If you’ve found our blog, chances are you’re helping a loved one prepare for retirement living or getting ready to make the transition yourself. A lifestyle change of any kind can be a long and complicated process, but retirement living has an extra set of considerations.
Once you’ve retired, planning for the future seems more immediate.
Whether you’re planning to move into a senior living community or enjoy retirement living at home, make sure that your golden years are free of worry about the future by having all the financial and legal documents in place to ensure that your plans are followed and your wishes are respected.
Writing a Will
Working with your attorney to draw up a will is one of the most practical first steps you can take in estate planning. Having a will in place ensures that your property and assets are handled the way you want them to be after you pass away.
Get the Basics Down.
Writing a will is an act of love for your family and friends, a way that you can help ease the pain of the loss they will feel. Your will is your final legacy, so make sure that you have the basics down so that your wishes are carried out.
- Make sure your will is valid by writing it now, before your judgment or mental capacity can be questioned.
- Clearly state that the document is your will.
- Have your will signed by at least two witnesses or have it legally notarized to safeguard against any claims of fakery.
Naming an Executor.
Make sure that all of your instructions are followed by naming a trustworthy executor who will:
- Take inventory of all your property and belongings
- Appraise the value of your assets and ensure that they are distributed as you have stipulated.
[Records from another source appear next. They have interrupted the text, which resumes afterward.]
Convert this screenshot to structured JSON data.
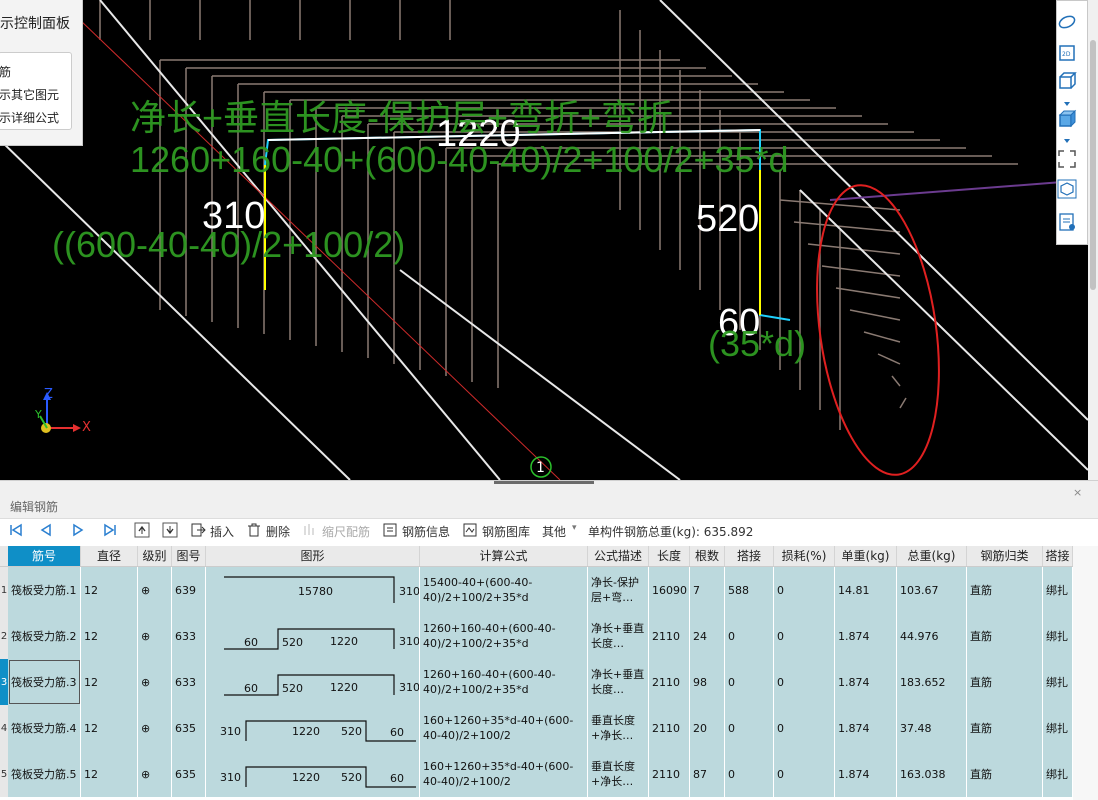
{
  "viewport": {
    "dims": {
      "d1220": "1220",
      "d310": "310",
      "d520": "520",
      "d60": "60"
    },
    "formula_line1": "净长+垂直长度-保护层+弯折+弯折",
    "formula_line2": "1260+160-40+(600-40-40)/2+100/2+35*d",
    "formula_left": "((600-40-40)/2+100/2)",
    "formula_right": "(35*d)",
    "axis": {
      "x": "X",
      "y": "Y",
      "z": "Z"
    },
    "axis_marker": "1"
  },
  "control_panel": {
    "title": "示控制面板",
    "items": [
      "筋",
      "示其它图元",
      "示详细公式"
    ]
  },
  "panel": {
    "title": "编辑钢筋",
    "close": "×"
  },
  "toolbar": {
    "insert": "插入",
    "delete": "删除",
    "scale": "缩尺配筋",
    "info": "钢筋信息",
    "library": "钢筋图库",
    "other": "其他",
    "total_label": "单构件钢筋总重(kg): 635.892"
  },
  "table": {
    "headers": [
      "筋号",
      "直径(mm)",
      "级别",
      "图号",
      "图形",
      "计算公式",
      "公式描述",
      "长度",
      "根数",
      "搭接",
      "损耗(%)",
      "单重(kg)",
      "总重(kg)",
      "钢筋归类",
      "搭接"
    ],
    "rows": [
      {
        "num": "1",
        "name": "筏板受力筋.1",
        "dia": "12",
        "grade": "⊕",
        "fig": "639",
        "shape": {
          "a": "15780",
          "b": "310"
        },
        "formula": "15400-40+(600-40-40)/2+100/2+35*d",
        "desc": "净长-保护层+弯…",
        "len": "16090",
        "count": "7",
        "lap": "588",
        "loss": "0",
        "unit": "14.81",
        "total": "103.67",
        "cat": "直筋",
        "lapt": "绑扎"
      },
      {
        "num": "2",
        "name": "筏板受力筋.2",
        "dia": "12",
        "grade": "⊕",
        "fig": "633",
        "shape": {
          "a": "60",
          "b": "520",
          "c": "1220",
          "d": "310"
        },
        "formula": "1260+160-40+(600-40-40)/2+100/2+35*d",
        "desc": "净长+垂直长度…",
        "len": "2110",
        "count": "24",
        "lap": "0",
        "loss": "0",
        "unit": "1.874",
        "total": "44.976",
        "cat": "直筋",
        "lapt": "绑扎"
      },
      {
        "num": "3",
        "name": "筏板受力筋.3",
        "dia": "12",
        "grade": "⊕",
        "fig": "633",
        "shape": {
          "a": "60",
          "b": "520",
          "c": "1220",
          "d": "310"
        },
        "formula": "1260+160-40+(600-40-40)/2+100/2+35*d",
        "desc": "净长+垂直长度…",
        "len": "2110",
        "count": "98",
        "lap": "0",
        "loss": "0",
        "unit": "1.874",
        "total": "183.652",
        "cat": "直筋",
        "lapt": "绑扎"
      },
      {
        "num": "4",
        "name": "筏板受力筋.4",
        "dia": "12",
        "grade": "⊕",
        "fig": "635",
        "shape": {
          "a": "310",
          "b": "1220",
          "c": "520",
          "d": "60"
        },
        "formula": "160+1260+35*d-40+(600-40-40)/2+100/2",
        "desc": "垂直长度+净长…",
        "len": "2110",
        "count": "20",
        "lap": "0",
        "loss": "0",
        "unit": "1.874",
        "total": "37.48",
        "cat": "直筋",
        "lapt": "绑扎"
      },
      {
        "num": "5",
        "name": "筏板受力筋.5",
        "dia": "12",
        "grade": "⊕",
        "fig": "635",
        "shape": {
          "a": "310",
          "b": "1220",
          "c": "520",
          "d": "60"
        },
        "formula": "160+1260+35*d-40+(600-40-40)/2+100/2",
        "desc": "垂直长度+净长…",
        "len": "2110",
        "count": "87",
        "lap": "0",
        "loss": "0",
        "unit": "1.874",
        "total": "163.038",
        "cat": "直筋",
        "lapt": "绑扎"
      }
    ]
  }
}
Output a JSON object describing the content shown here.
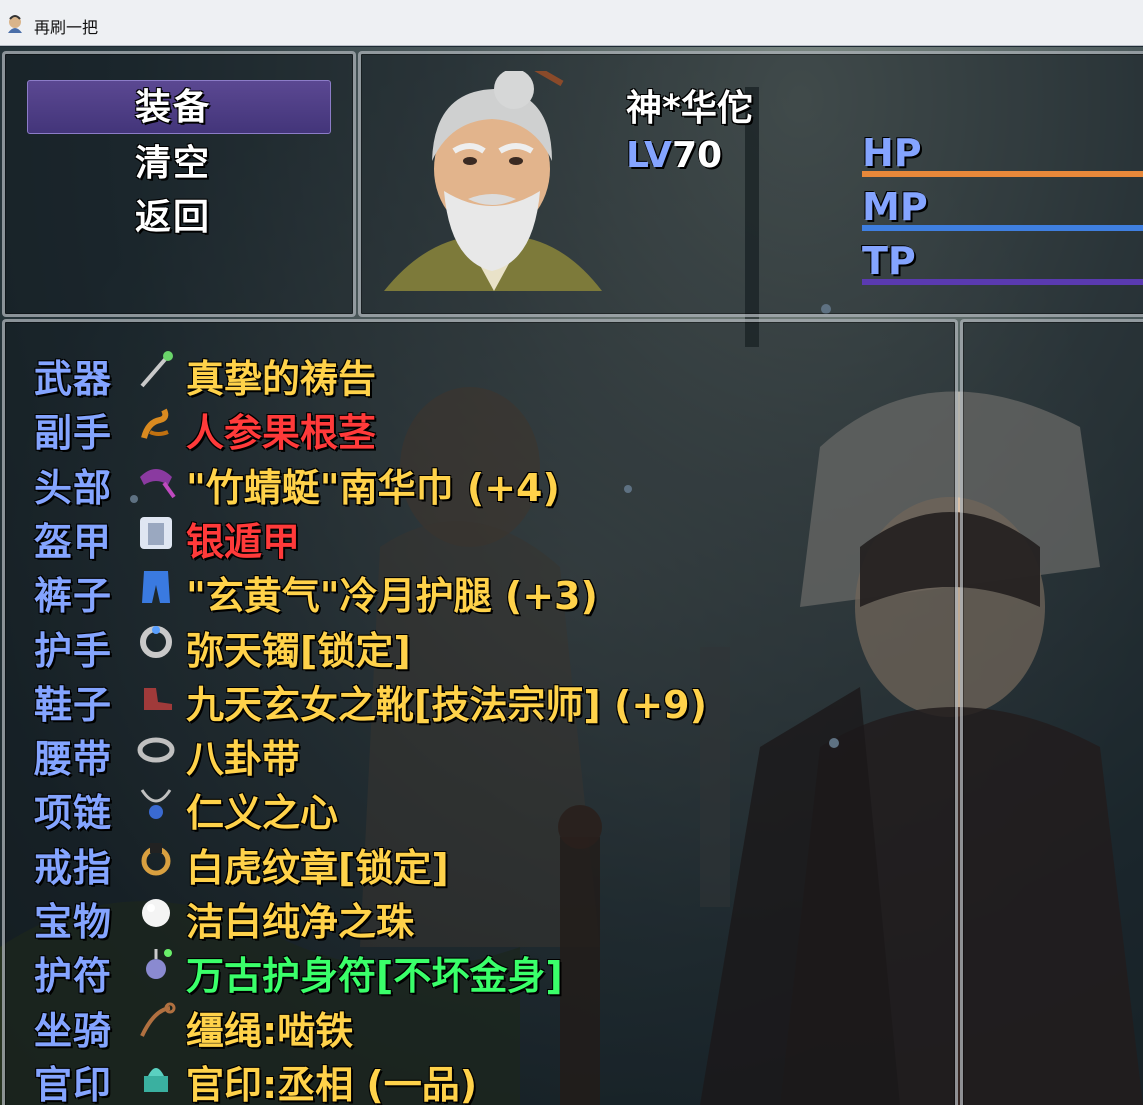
{
  "window": {
    "title": "再刷一把",
    "app_icon": "game-app-icon"
  },
  "commands": [
    {
      "label": "装备",
      "selected": true
    },
    {
      "label": "清空",
      "selected": false
    },
    {
      "label": "返回",
      "selected": false
    }
  ],
  "actor": {
    "name": "神*华佗",
    "level_label": "LV",
    "level": "70",
    "gauges": [
      {
        "label": "HP",
        "color": "#e8883a",
        "fill": 1.0
      },
      {
        "label": "MP",
        "color": "#3f7fe0",
        "fill": 1.0
      },
      {
        "label": "TP",
        "color": "#5a3ab0",
        "fill": 1.0
      }
    ]
  },
  "slots": [
    {
      "slot": "武器",
      "item": "真挚的祷告",
      "color": "#ffd24a",
      "icon": "staff-icon"
    },
    {
      "slot": "副手",
      "item": "人参果根茎",
      "color": "#ff3a3a",
      "icon": "root-icon"
    },
    {
      "slot": "头部",
      "item": "\"竹蜻蜓\"南华巾 (+4)",
      "color": "#ffd24a",
      "icon": "headscarf-icon"
    },
    {
      "slot": "盔甲",
      "item": "银遁甲",
      "color": "#ff3a3a",
      "icon": "armor-icon"
    },
    {
      "slot": "裤子",
      "item": "\"玄黄气\"冷月护腿 (+3)",
      "color": "#ffd24a",
      "icon": "pants-icon"
    },
    {
      "slot": "护手",
      "item": "弥天镯[锁定]",
      "color": "#ffd24a",
      "icon": "bracelet-icon"
    },
    {
      "slot": "鞋子",
      "item": "九天玄女之靴[技法宗师] (+9)",
      "color": "#ffd24a",
      "icon": "boots-icon"
    },
    {
      "slot": "腰带",
      "item": "八卦带",
      "color": "#ffd24a",
      "icon": "belt-icon"
    },
    {
      "slot": "项链",
      "item": "仁义之心",
      "color": "#ffd24a",
      "icon": "necklace-icon"
    },
    {
      "slot": "戒指",
      "item": "白虎纹章[锁定]",
      "color": "#ffd24a",
      "icon": "ring-icon"
    },
    {
      "slot": "宝物",
      "item": "洁白纯净之珠",
      "color": "#ffd24a",
      "icon": "pearl-icon"
    },
    {
      "slot": "护符",
      "item": "万古护身符[不坏金身]",
      "color": "#3aff6a",
      "icon": "amulet-icon"
    },
    {
      "slot": "坐骑",
      "item": "缰绳:啮铁",
      "color": "#ffd24a",
      "icon": "rein-icon"
    },
    {
      "slot": "官印",
      "item": "官印:丞相 (一品)",
      "color": "#ffd24a",
      "icon": "seal-icon"
    }
  ]
}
- Pay any outstanding taxes and settle any debts that you may still owe.
Considering Drawing up a Living Will.
A living will gives you power over your own healthcare in the event that you experience a devastating and incapacitating illness or injury. It allows you to lay out guidelines for care that your family and healthcare team must follow even if you are not able to speak for yourself.
Add a Power of Attorney.
You might consider having your attorney draw up a Financial Power of Attorney that authorizes one of your children or a trusted friend to handle your financial affairs in the event that you are unable or no longer wish to do so yourself.
While the exact terms of a power of attorney will vary with each individual, there are a few items that every POA should include:
- The name of the individual, or “agent,” you would like to act on your behalf.
- A secondary representative who can take charge of you affairs should your primary agent be unavailable or otherwise unable to act on your behalf.
- A detailed description of the role and expectations of those agents, specifying any limitations or stipulations placed on the authority and powers being given.
- An account of the circumstances that will put the power of attorney into effect as well as any conditions that will negate that power.
Determine if You Need a Durable Power of Attorney.
A Financial Power of Attorney draws its power from your ability to give permission, so there are certain circumstances where a Durable Power of Attorney might be a better option.
- If you would like to ensure that your finances are well-managed no matter what happens.
- If you’re only planning to have the Power of Attorney come into effect when you’re incapacitated.
A Financial POA would lose its power in the event that you have stroke or begin to develop Alzheimer’s or dementia unless you specifically include a clause that stipulates the durability of the power of attorney. A Financial POA is only effective as long as you have the faculties to oversee your affairs.